* WHAT NEEDS TO BE DONE *
Leave out the pictures and restate every entry word for word.

━━━━━ DATA EXCERPTS ━━━━━

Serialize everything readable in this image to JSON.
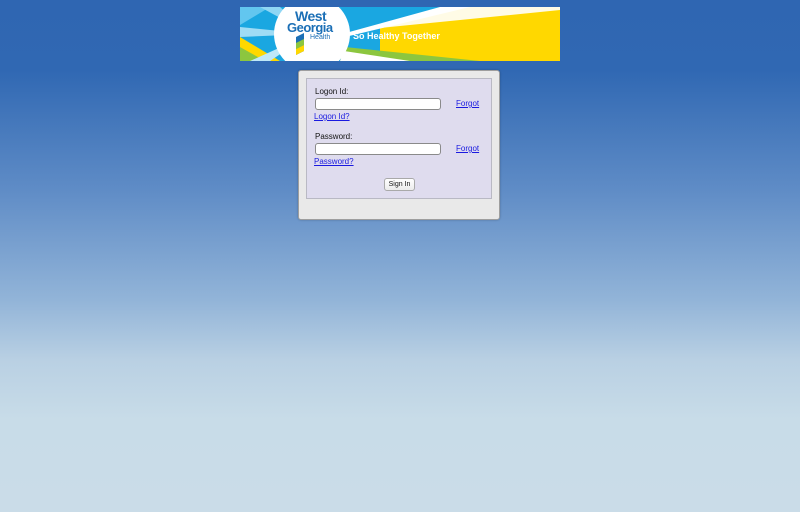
{
  "banner": {
    "logo_line1": "West",
    "logo_line2": "Georgia",
    "logo_line3": "Health",
    "tagline": "So Healthy Together",
    "colors": {
      "yellow": "#ffd800",
      "sky": "#1aa7e1",
      "logo_text": "#1b6fb6",
      "green": "#8cc63f"
    }
  },
  "login": {
    "logon_id_label": "Logon Id:",
    "logon_id_value": "",
    "forgot_logon_word": "Forgot",
    "forgot_logon_rest": "Logon Id?",
    "password_label": "Password:",
    "password_value": "",
    "forgot_password_word": "Forgot",
    "forgot_password_rest": "Password?",
    "sign_in_label": "Sign In"
  }
}
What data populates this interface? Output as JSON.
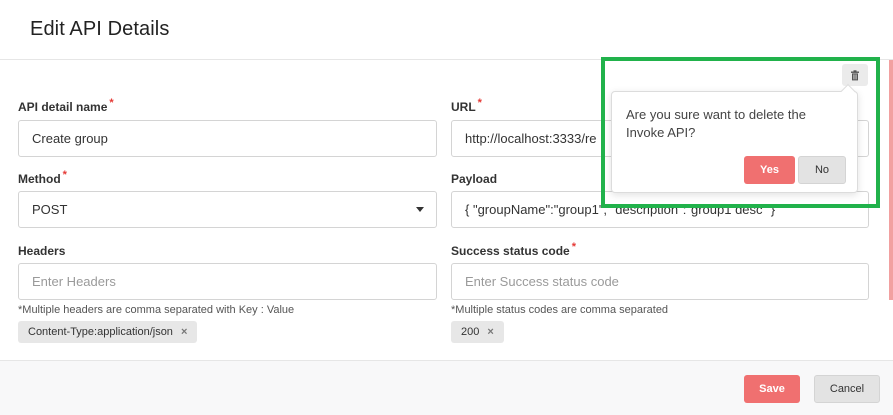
{
  "modal": {
    "title": "Edit API Details"
  },
  "form": {
    "name": {
      "label": "API detail name",
      "required_mark": "*",
      "value": "Create group"
    },
    "url": {
      "label": "URL",
      "required_mark": "*",
      "value": "http://localhost:3333/re"
    },
    "method": {
      "label": "Method",
      "required_mark": "*",
      "value": "POST"
    },
    "payload": {
      "label": "Payload",
      "value": "{    \"groupName\":\"group1\", \"description\":\"group1 desc\" }"
    },
    "headers": {
      "label": "Headers",
      "placeholder": "Enter Headers",
      "hint": "*Multiple headers are comma separated with Key : Value",
      "chips": [
        {
          "label": "Content-Type:application/json",
          "remove": "×"
        }
      ]
    },
    "success_code": {
      "label": "Success status code",
      "required_mark": "*",
      "placeholder": "Enter Success status code",
      "hint": "*Multiple status codes are comma separated",
      "chips": [
        {
          "label": "200",
          "remove": "×"
        }
      ]
    }
  },
  "footer": {
    "save_label": "Save",
    "cancel_label": "Cancel"
  },
  "delete_popover": {
    "message": "Are you sure want to delete the Invoke API?",
    "yes_label": "Yes",
    "no_label": "No",
    "trigger_icon": "trash-icon"
  },
  "colors": {
    "primary": "#f07070",
    "required": "#e53935",
    "highlight": "#21b24b"
  }
}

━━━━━

* EXERCISE ANSWER *
Serialize everything readable in this image to JSON.
{
  "banner": {
    "logo_line1": "West",
    "logo_line2": "Georgia",
    "logo_line3": "Health",
    "tagline": "So Healthy Together",
    "colors": {
      "yellow": "#ffd800",
      "sky": "#1aa7e1",
      "logo_text": "#1b6fb6",
      "green": "#8cc63f"
    }
  },
  "login": {
    "logon_id_label": "Logon Id:",
    "logon_id_value": "",
    "forgot_logon_word": "Forgot",
    "forgot_logon_rest": "Logon Id?",
    "password_label": "Password:",
    "password_value": "",
    "forgot_password_word": "Forgot",
    "forgot_password_rest": "Password?",
    "sign_in_label": "Sign In"
  }
}
What data populates this interface? Output as JSON.
{
  "modal": {
    "title": "Edit API Details"
  },
  "form": {
    "name": {
      "label": "API detail name",
      "required_mark": "*",
      "value": "Create group"
    },
    "url": {
      "label": "URL",
      "required_mark": "*",
      "value": "http://localhost:3333/re"
    },
    "method": {
      "label": "Method",
      "required_mark": "*",
      "value": "POST"
    },
    "payload": {
      "label": "Payload",
      "value": "{    \"groupName\":\"group1\", \"description\":\"group1 desc\" }"
    },
    "headers": {
      "label": "Headers",
      "placeholder": "Enter Headers",
      "hint": "*Multiple headers are comma separated with Key : Value",
      "chips": [
        {
          "label": "Content-Type:application/json",
          "remove": "×"
        }
      ]
    },
    "success_code": {
      "label": "Success status code",
      "required_mark": "*",
      "placeholder": "Enter Success status code",
      "hint": "*Multiple status codes are comma separated",
      "chips": [
        {
          "label": "200",
          "remove": "×"
        }
      ]
    }
  },
  "footer": {
    "save_label": "Save",
    "cancel_label": "Cancel"
  },
  "delete_popover": {
    "message": "Are you sure want to delete the Invoke API?",
    "yes_label": "Yes",
    "no_label": "No",
    "trigger_icon": "trash-icon"
  },
  "colors": {
    "primary": "#f07070",
    "required": "#e53935",
    "highlight": "#21b24b"
  }
}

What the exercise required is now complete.